We believe the time may be right for deeper research and practical resources that bring clarity concerning the formation of teenagers (particularly their character and virtue) while also better understanding the unique contextual realities represented by the variety of churches ministering with young people today.
As a team, we’re now seeking out answers to questions such as:
How do we bring current formational realities, theology, ministry research, and character and virtue development science together into a coherent and useable framework?
In short, we’re aiming to understand character-forming discipleship.
Formation for Hope-Filled Futures
Imagine sitting across from one of those students struggling with a myriad of issues and being equipped with a more robust toolkit to walk with them through their hard times. As we seek to minister with compassion and guidance, what if we could combine a theology of hope with research-based practices in order to develop deeper Christlike virtues?
The good news is that researchers have already identified practices that foster hope in young people, several of which fit easily into existing ministry forms. For example, one study sought to increase college students’ hopeful goal-directed thinking. Though we might assume this season of life is inherently optimistic and hopeful, college students report increasing and unprecedented levels of distress. Some link this distress to a lack of hope.
In one 90-minute session, students chose a personal goal they hoped to accomplish in the next six months. Researchers then taught students about the essential components of hope, after which students completed a hope-based goal mapping exercise where they connected their goals with a pathway to meet those goals. Participants concluded with a hope visualization exercise to imagine taking the steps they had outlined.
These exercises sound surprisingly similar to what many of us do in youth ministry. We teach about a particular aspect of theology or a passage from the Bible. We facilitate some kind of interaction with the material in small groups or individually, through discussion, or by writing or drawing in journals. We may conclude with time to let these lessons soak in through reflection, prayer, meditation, or other imaginative exercises.
Researchers found that even one 90-minute session significantly increased students’ progress toward and hope concerning their goal, and—even more significantly—their hope for life, sense of purpose, and vocation more broadly. These positive changes occurred after a single session. Our ministries typically engage in ongoing discipleship. Imagine how this practice and others like it could ground our students more fully in the Christian story of hope, practically equipping them to live hopefully as they face fear, despair, and challenging circumstances.

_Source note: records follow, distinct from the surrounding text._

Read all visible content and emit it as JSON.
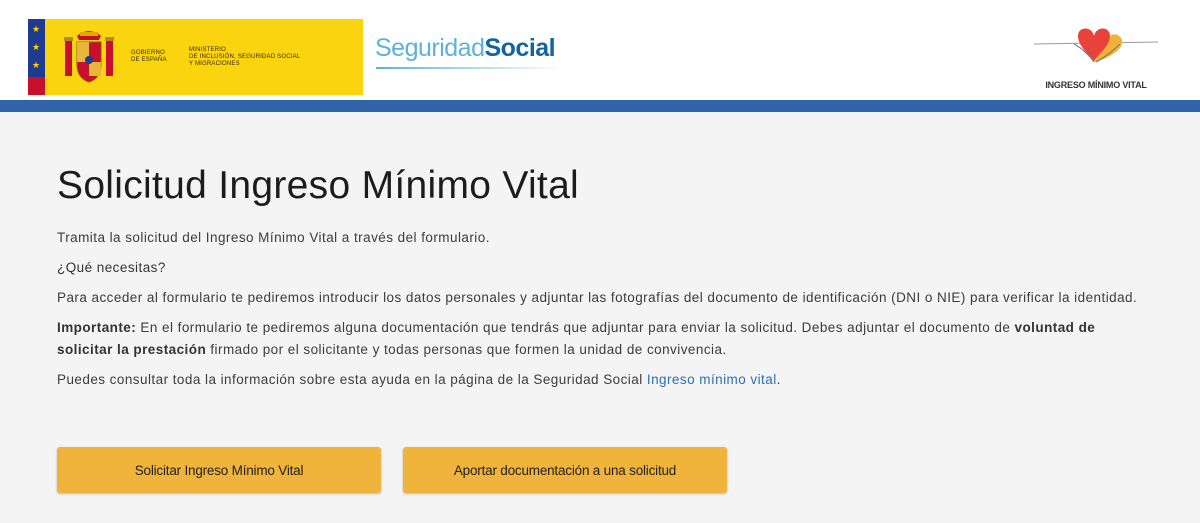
{
  "header": {
    "gov_label_line1": "GOBIERNO",
    "gov_label_line2": "DE ESPAÑA",
    "ministry_line1": "MINISTERIO",
    "ministry_line2": "DE INCLUSIÓN, SEGURIDAD SOCIAL",
    "ministry_line3": "Y MIGRACIONES",
    "ss_logo_light": "Seguridad",
    "ss_logo_bold": "Social",
    "imv_logo_text": "INGRESO MÍNIMO VITAL"
  },
  "main": {
    "title": "Solicitud Ingreso Mínimo Vital",
    "intro": "Tramita la solicitud del Ingreso Mínimo Vital a través del formulario.",
    "needs_heading": "¿Qué necesitas?",
    "needs_text": "Para acceder al formulario te pediremos introducir los datos personales y adjuntar las fotografías del documento de identificación (DNI o NIE) para verificar la identidad.",
    "important_label": "Importante:",
    "important_text_1": " En el formulario te pediremos alguna documentación que tendrás que adjuntar para enviar la solicitud. Debes adjuntar el documento de ",
    "important_bold": "voluntad de solicitar la prestación",
    "important_text_2": " firmado por el solicitante y todas personas que formen la unidad de convivencia.",
    "info_text": "Puedes consultar toda la información sobre esta ayuda en la página de la Seguridad Social ",
    "info_link": "Ingreso mínimo vital",
    "info_end": "."
  },
  "buttons": {
    "apply_label": "Solicitar Ingreso Mínimo Vital",
    "docs_label": "Aportar documentación a una solicitud"
  },
  "colors": {
    "gov_yellow": "#fad40e",
    "blue_bar": "#2f64a8",
    "button_orange": "#f0b43c",
    "link_blue": "#2c6fb0"
  }
}
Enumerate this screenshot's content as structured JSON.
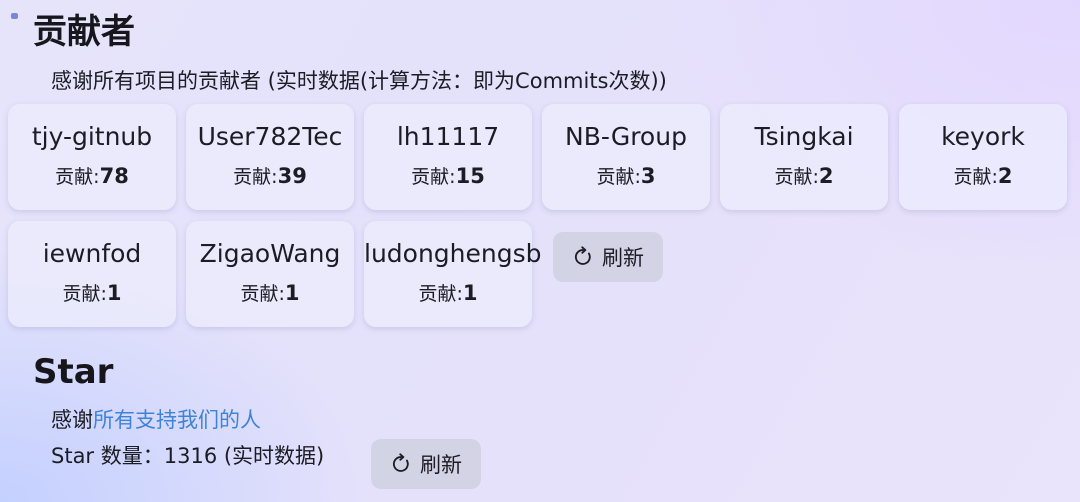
{
  "contributors": {
    "title": "贡献者",
    "description": "感谢所有项目的贡献者 (实时数据(计算方法：即为Commits次数))",
    "count_label": "贡献:",
    "items": [
      {
        "name": "tjy-gitnub",
        "count": "78"
      },
      {
        "name": "User782Tec",
        "count": "39"
      },
      {
        "name": "lh11117",
        "count": "15"
      },
      {
        "name": "NB-Group",
        "count": "3"
      },
      {
        "name": "Tsingkai",
        "count": "2"
      },
      {
        "name": "keyork",
        "count": "2"
      },
      {
        "name": "iewnfod",
        "count": "1"
      },
      {
        "name": "ZigaoWang",
        "count": "1"
      },
      {
        "name": "ludonghengsb",
        "count": "1"
      }
    ],
    "refresh_label": "刷新"
  },
  "star": {
    "title": "Star",
    "thanks_prefix": "感谢",
    "thanks_link": "所有支持我们的人",
    "count_line": "Star 数量：1316 (实时数据)",
    "refresh_label": "刷新"
  },
  "icons": {
    "refresh": "refresh-icon"
  },
  "colors": {
    "link": "#3f83d6"
  }
}
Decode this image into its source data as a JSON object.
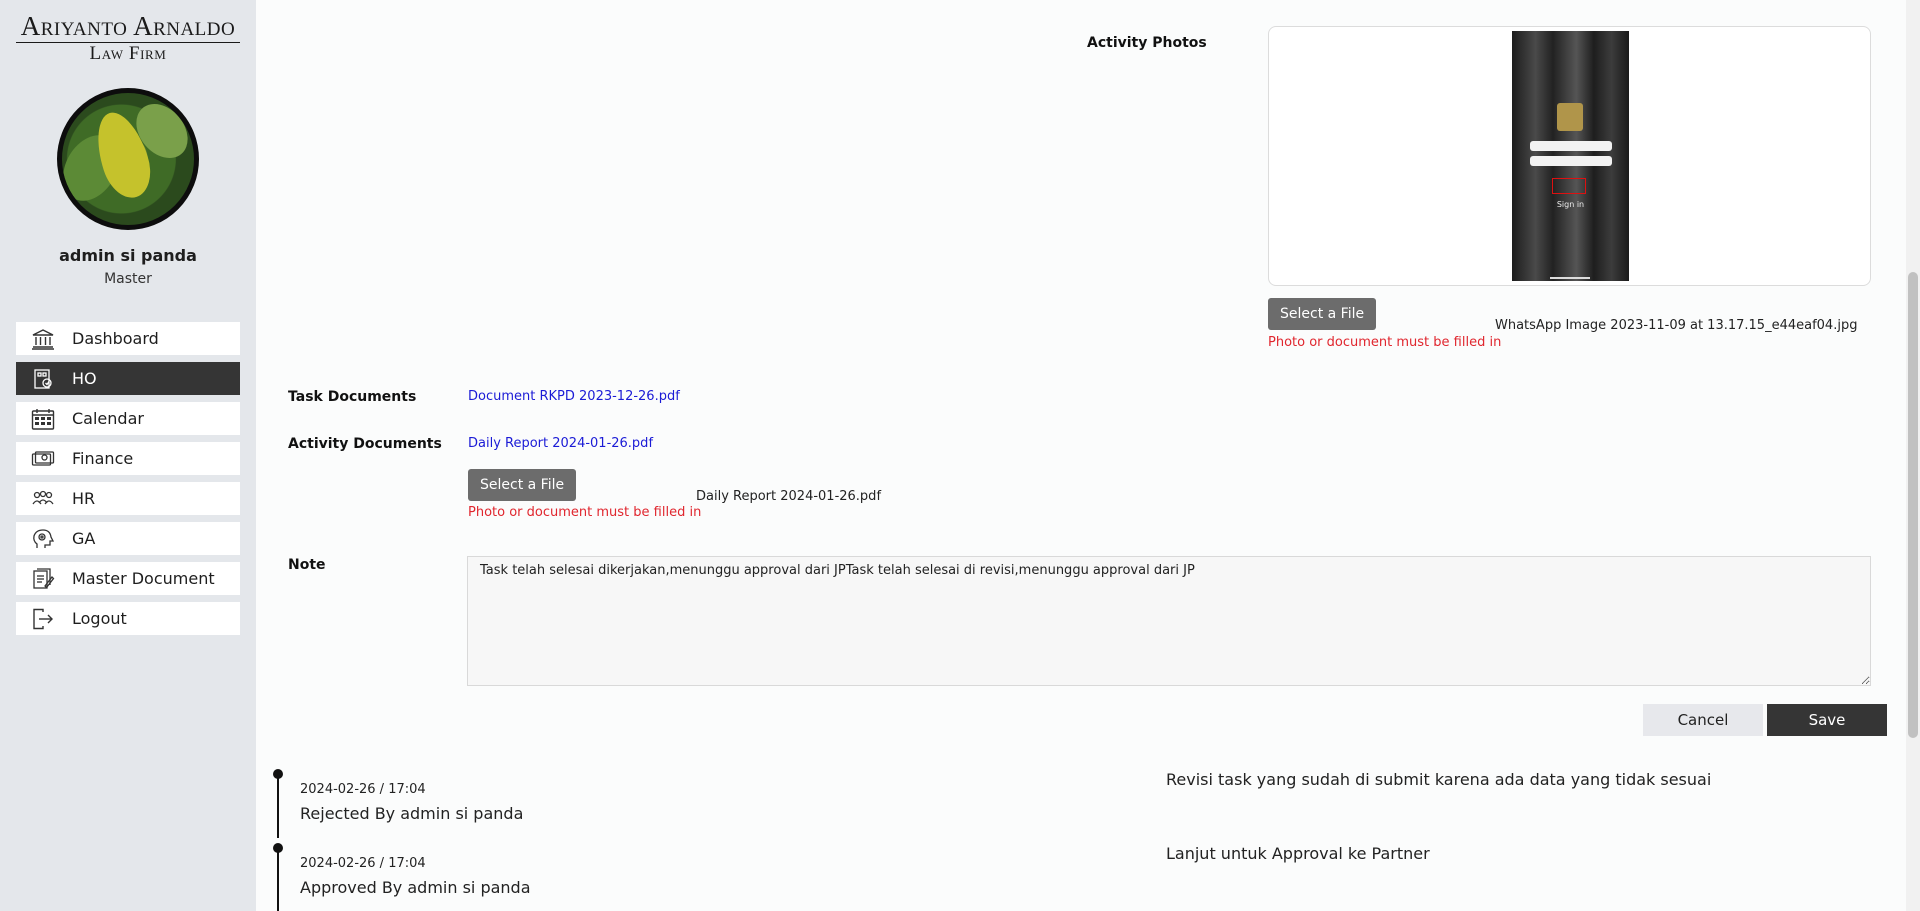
{
  "brand": {
    "line1": "Ariyanto Arnaldo",
    "line2": "Law Firm"
  },
  "user": {
    "name": "admin si panda",
    "role": "Master"
  },
  "menu": {
    "items": [
      {
        "label": "Dashboard",
        "icon": "bank-icon"
      },
      {
        "label": "HO",
        "icon": "office-icon",
        "active": true
      },
      {
        "label": "Calendar",
        "icon": "calendar-icon"
      },
      {
        "label": "Finance",
        "icon": "money-icon"
      },
      {
        "label": "HR",
        "icon": "people-icon"
      },
      {
        "label": "GA",
        "icon": "head-gear-icon"
      },
      {
        "label": "Master Document",
        "icon": "documents-icon"
      },
      {
        "label": "Logout",
        "icon": "logout-icon"
      }
    ]
  },
  "form": {
    "activity_photos_label": "Activity Photos",
    "photo": {
      "phone_text": "Sign in",
      "select_label": "Select a File",
      "file_name": "WhatsApp Image 2023-11-09 at 13.17.15_e44eaf04.jpg",
      "error": "Photo or document must be filled in"
    },
    "task_documents_label": "Task Documents",
    "task_document_link": "Document RKPD 2023-12-26.pdf",
    "activity_documents_label": "Activity Documents",
    "activity_document_link": "Daily Report 2024-01-26.pdf",
    "doc": {
      "select_label": "Select a File",
      "file_name": "Daily Report 2024-01-26.pdf",
      "error": "Photo or document must be filled in"
    },
    "note_label": "Note",
    "note_value": "Task telah selesai dikerjakan,menunggu approval dari JPTask telah selesai di revisi,menunggu approval dari JP",
    "cancel_label": "Cancel",
    "save_label": "Save"
  },
  "timeline": [
    {
      "date": "2024-02-26 / 17:04",
      "status": "Rejected By admin si panda",
      "note": "Revisi task yang sudah di submit karena ada data yang tidak sesuai"
    },
    {
      "date": "2024-02-26 / 17:04",
      "status": "Approved By admin si panda",
      "note": "Lanjut untuk Approval ke Partner"
    }
  ]
}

We have a distinct opportunity in youth ministry to cultivate deep hope in today’s young people. By building on existing research and exploring how to integrate virtue-building practices into discipleship, our team at FYI is working to equip leaders who will help students experience and embody a hope that is rooted in the character of Christ.